The staple annual marathon Kavi Sammelans had also become very popular by now. They grew not only in quantity, from half a dozen, to a dozen, to two dozen cities in one tour and with capacity audiences, but also in presentation quality. This was the result of the hard work, immense dedication of volunteers and their respect for Samiti’s core values. Samiti had been graced by the presence of famous poets like Honorable Atal Bihari Vajpayee, Padmshri Kaka Hathrasi, Dr. Brajendra Awasthi, Padmbhushan Dr. Gopal Das ‘Neeraj’, Dr. Som Thakur, Dr. Kunwar Bechain, Padmshri Surendra Sharma, Padmshri Dr. Ashok Chakradhar, Padmshri Surendra Dubey, Padmshri Dr. Sunil Jogi, Dr. Sarita Sharma, Om Prakash Aditya, Dr. Govind Vyas, Hai Om Pawar, Surendra Sukumar, Madhup Pandey, Pradeep Choubey, Arun Gemini, Aash Karan Atal, Gajender Solanki, Ramesh Sharma, Vishnu Saxena, Sarvesh Asthana, and a galaxy of many new and emerging poets.
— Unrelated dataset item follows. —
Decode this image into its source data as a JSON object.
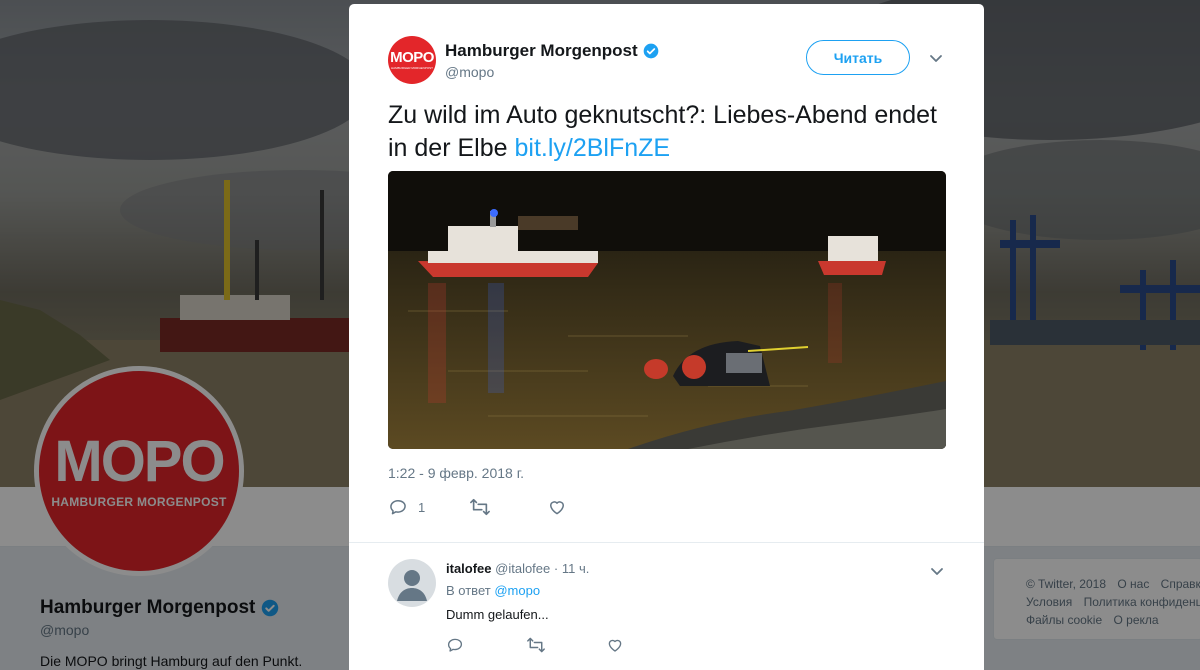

In addition, to be in step with the technology, a Web site for the Samiti, www.hindi.org, was developed, regular monthly Board meetings via teleconferencing were instituted in 2003, the electronic version of Samiti’s famous quarterly magazine, Vishwa, was introduced in 2007 along with a worldwide subscriber database. Vishwa was enhanced in its colorful get-up and content, and its production outsourced to India in 2005. The Samiti also produced a weekly radio magazine named Kavitanjali featuring poetry recitals and guest interviews broadcasted live every Sunday from Dallas, Texas which used to be simultaneously streamed worldwide on www.radiosalaamnamaste.com. Samiti’s Constitution and Bylaws were amended to change to a Trustee Model in 2011. A Youth Committee was formed to look after the interests of younger generation, more chapters were inducted, including five in India. The Social media presence was initiated in 2013, StarTalk Hindi Summer Camps were started. These two-week intensive camps provided an opportunity for children to learn a working knowledge of Hindi, by developing their listening, speaking, reading, and writing skills.
These activities put the Samiti on the international lingo-cultural map. As a result, the government of India recognized and awarded several of its members and office bearers for promoting Hindi abroad. Many radio and TV stations in India and US featured the Samiti and its messages. Various national and international Hindi and cultural organizations such as Hindi Sahitya Sabha of Toronto, Canada, UP Samaj of USA, Bharatiya Vidya Bhavan, and various universities joined the Samiti in its efforts, from time to time. These achievements over the last four decades of its existence have proven its resourcefulness and its core strength. The work continues, and the Samiti is confident that it will prove to be a strong force in promoting Hindi, and India’s culture through Hindi, in coming decades too.
People behind IHA